Task statement: Search the records for "content". Copy every line where it appears.

Excerpts from an interface dataset:
══════════

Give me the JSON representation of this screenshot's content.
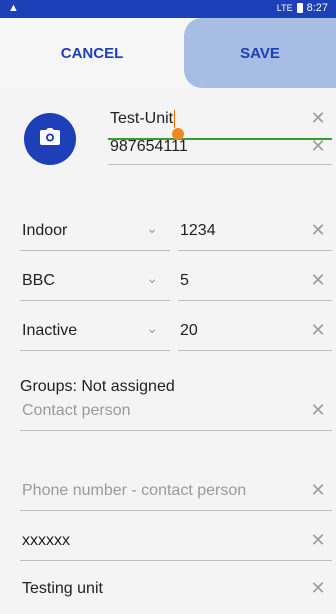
{
  "status_bar": {
    "time": "8:27",
    "network": "LTE"
  },
  "toolbar": {
    "cancel_label": "CANCEL",
    "save_label": "SAVE"
  },
  "form": {
    "name_value": "Test-Unit",
    "number_value": "987654111",
    "location_select": "Indoor",
    "location_code": "1234",
    "channel_select": "BBC",
    "channel_code": "5",
    "status_select": "Inactive",
    "status_code": "20",
    "groups_label": "Groups: Not assigned",
    "contact_person_placeholder": "Contact person",
    "contact_phone_placeholder": "Phone number - contact person",
    "extra_value": "xxxxxx",
    "description_value": "Testing unit"
  },
  "icons": {
    "warning": "warning-icon",
    "signal": "signal-icon",
    "battery": "battery-icon",
    "camera": "camera-icon",
    "clear": "close-icon",
    "dropdown": "chevron-down-icon"
  },
  "colors": {
    "primary": "#1d3fb7",
    "save_bg": "#a8bde3",
    "focus_underline": "#3a9a3a",
    "cursor": "#ef6c00"
  }
}
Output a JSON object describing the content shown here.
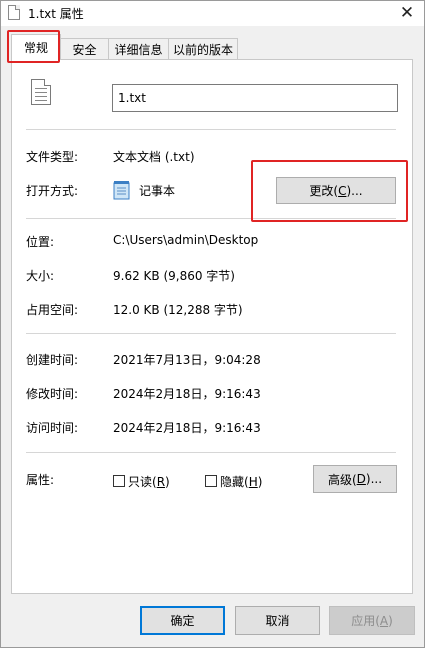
{
  "window": {
    "title": "1.txt 属性",
    "close_glyph": "✕"
  },
  "tabs": [
    {
      "label": "常规"
    },
    {
      "label": "安全"
    },
    {
      "label": "详细信息"
    },
    {
      "label": "以前的版本"
    }
  ],
  "general": {
    "file_name": "1.txt",
    "file_type": {
      "label": "文件类型:",
      "value": "文本文档 (.txt)"
    },
    "opens_with": {
      "label": "打开方式:",
      "app_name": "记事本",
      "change_button": {
        "text": "更改(",
        "hotkey": "C",
        "suffix": ")..."
      }
    },
    "location": {
      "label": "位置:",
      "value": "C:\\Users\\admin\\Desktop"
    },
    "size": {
      "label": "大小:",
      "value": "9.62 KB (9,860 字节)"
    },
    "size_on_disk": {
      "label": "占用空间:",
      "value": "12.0 KB (12,288 字节)"
    },
    "created": {
      "label": "创建时间:",
      "value": "2021年7月13日，9:04:28"
    },
    "modified": {
      "label": "修改时间:",
      "value": "2024年2月18日，9:16:43"
    },
    "accessed": {
      "label": "访问时间:",
      "value": "2024年2月18日，9:16:43"
    },
    "attributes": {
      "label": "属性:",
      "readonly": {
        "text": "只读(",
        "hotkey": "R",
        "suffix": ")",
        "checked": false
      },
      "hidden": {
        "text": "隐藏(",
        "hotkey": "H",
        "suffix": ")",
        "checked": false
      },
      "advanced_button": {
        "text": "高级(",
        "hotkey": "D",
        "suffix": ")..."
      }
    }
  },
  "footer": {
    "ok": "确定",
    "cancel": "取消",
    "apply": {
      "text": "应用(",
      "hotkey": "A",
      "suffix": ")"
    }
  },
  "colors": {
    "highlight": "#e02424",
    "primary_border": "#0078d7"
  }
}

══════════

Response box:
Give me the JSON representation of this screenshot's content.
Output a JSON object describing the content shown here.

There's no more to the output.